(Records drawn from a dataset)
=-=-=-=-=

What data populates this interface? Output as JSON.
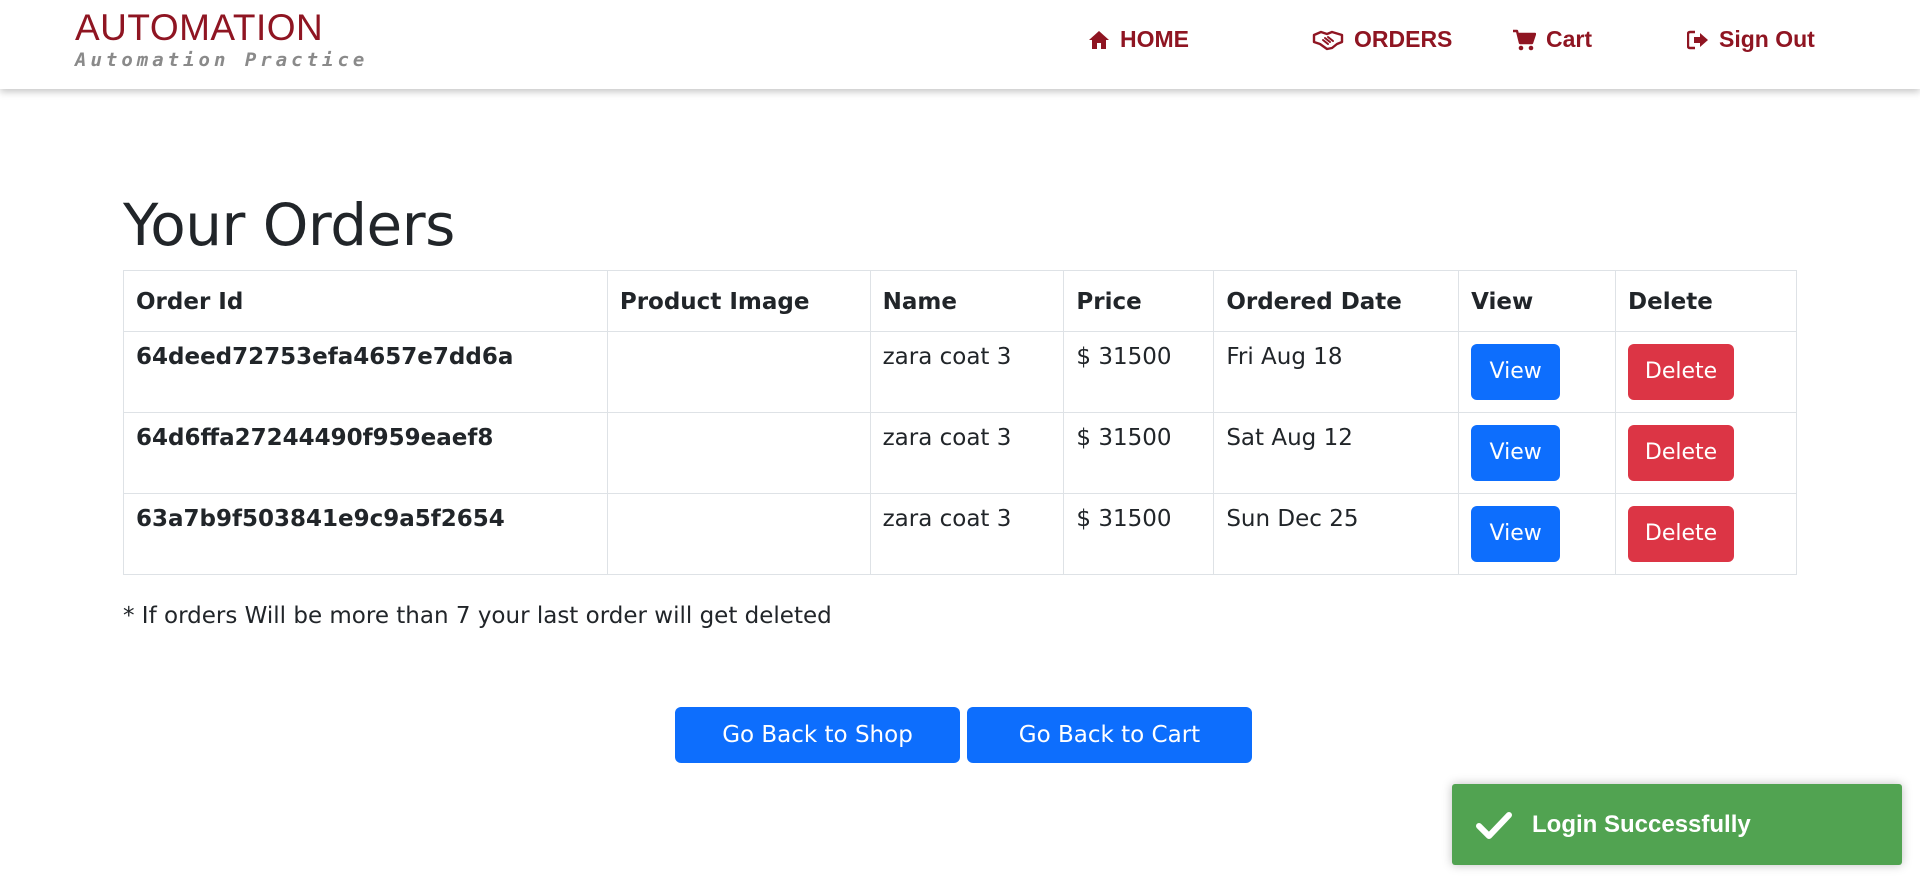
{
  "brand": {
    "title": "AUTOMATION",
    "subtitle": "Automation Practice",
    "color": "#8f1522"
  },
  "nav": {
    "home": {
      "label": "HOME",
      "icon": "home-icon"
    },
    "orders": {
      "label": "ORDERS",
      "icon": "handshake-icon"
    },
    "cart": {
      "label": "Cart",
      "icon": "cart-icon"
    },
    "signout": {
      "label": "Sign Out",
      "icon": "sign-out-icon"
    }
  },
  "page": {
    "title": "Your Orders",
    "note": "* If orders Will be more than 7 your last order will get deleted"
  },
  "table": {
    "headers": [
      "Order Id",
      "Product Image",
      "Name",
      "Price",
      "Ordered Date",
      "View",
      "Delete"
    ],
    "rows": [
      {
        "order_id": "64deed72753efa4657e7dd6a",
        "product_image": "",
        "name": "zara coat 3",
        "price": "$ 31500",
        "date": "Fri Aug 18",
        "view_label": "View",
        "delete_label": "Delete"
      },
      {
        "order_id": "64d6ffa27244490f959eaef8",
        "product_image": "",
        "name": "zara coat 3",
        "price": "$ 31500",
        "date": "Sat Aug 12",
        "view_label": "View",
        "delete_label": "Delete"
      },
      {
        "order_id": "63a7b9f503841e9c9a5f2654",
        "product_image": "",
        "name": "zara coat 3",
        "price": "$ 31500",
        "date": "Sun Dec 25",
        "view_label": "View",
        "delete_label": "Delete"
      }
    ]
  },
  "actions": {
    "back_to_shop": "Go Back to Shop",
    "back_to_cart": "Go Back to Cart"
  },
  "toast": {
    "message": "Login Successfully",
    "icon": "check-icon",
    "color": "#51a351"
  },
  "colors": {
    "primary": "#0d6efd",
    "danger": "#dc3545"
  }
}
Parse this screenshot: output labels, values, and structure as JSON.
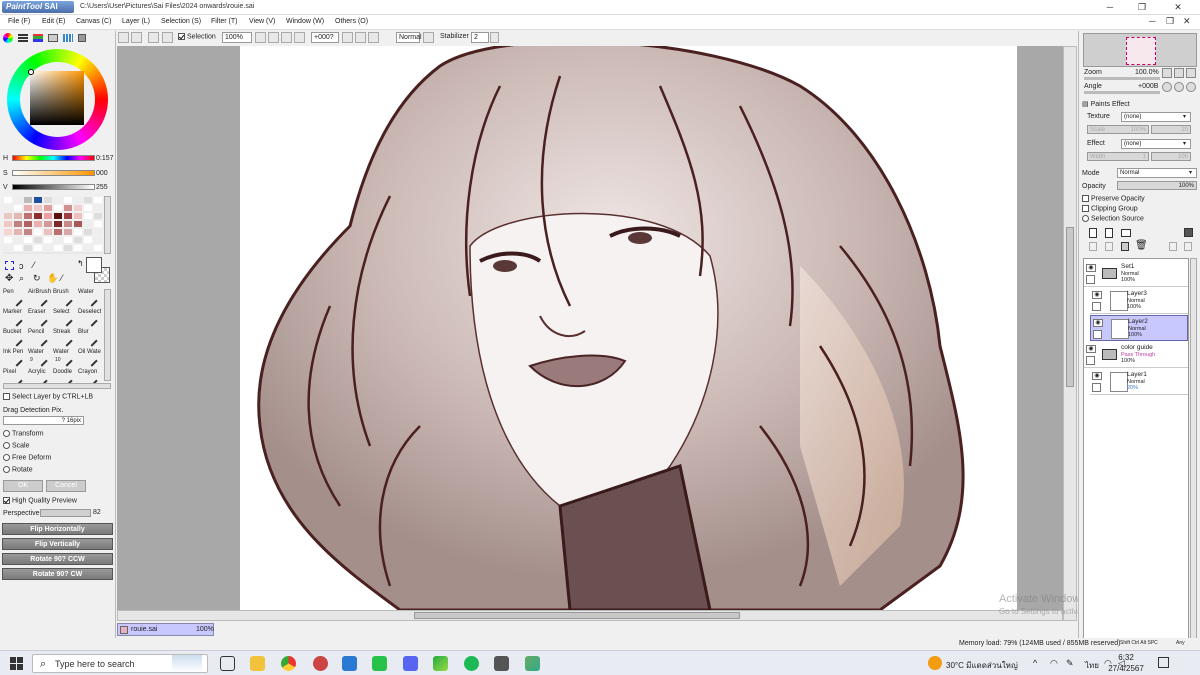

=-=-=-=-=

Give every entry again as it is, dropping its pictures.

What data populates this interface? Output as JSON.
{
  "brand": {
    "title": "AUTOMATION",
    "subtitle": "Automation Practice",
    "color": "#8f1522"
  },
  "nav": {
    "home": {
      "label": "HOME",
      "icon": "home-icon"
    },
    "orders": {
      "label": "ORDERS",
      "icon": "handshake-icon"
    },
    "cart": {
      "label": "Cart",
      "icon": "cart-icon"
    },
    "signout": {
      "label": "Sign Out",
      "icon": "sign-out-icon"
    }
  },
  "page": {
    "title": "Your Orders",
    "note": "* If orders Will be more than 7 your last order will get deleted"
  },
  "table": {
    "headers": [
      "Order Id",
      "Product Image",
      "Name",
      "Price",
      "Ordered Date",
      "View",
      "Delete"
    ],
    "rows": [
      {
        "order_id": "64deed72753efa4657e7dd6a",
        "product_image": "",
        "name": "zara coat 3",
        "price": "$ 31500",
        "date": "Fri Aug 18",
        "view_label": "View",
        "delete_label": "Delete"
      },
      {
        "order_id": "64d6ffa27244490f959eaef8",
        "product_image": "",
        "name": "zara coat 3",
        "price": "$ 31500",
        "date": "Sat Aug 12",
        "view_label": "View",
        "delete_label": "Delete"
      },
      {
        "order_id": "63a7b9f503841e9c9a5f2654",
        "product_image": "",
        "name": "zara coat 3",
        "price": "$ 31500",
        "date": "Sun Dec 25",
        "view_label": "View",
        "delete_label": "Delete"
      }
    ]
  },
  "actions": {
    "back_to_shop": "Go Back to Shop",
    "back_to_cart": "Go Back to Cart"
  },
  "toast": {
    "message": "Login Successfully",
    "icon": "check-icon",
    "color": "#51a351"
  },
  "colors": {
    "primary": "#0d6efd",
    "danger": "#dc3545"
  }
}
Parse this screenshot: output labels, values, and structure as JSON.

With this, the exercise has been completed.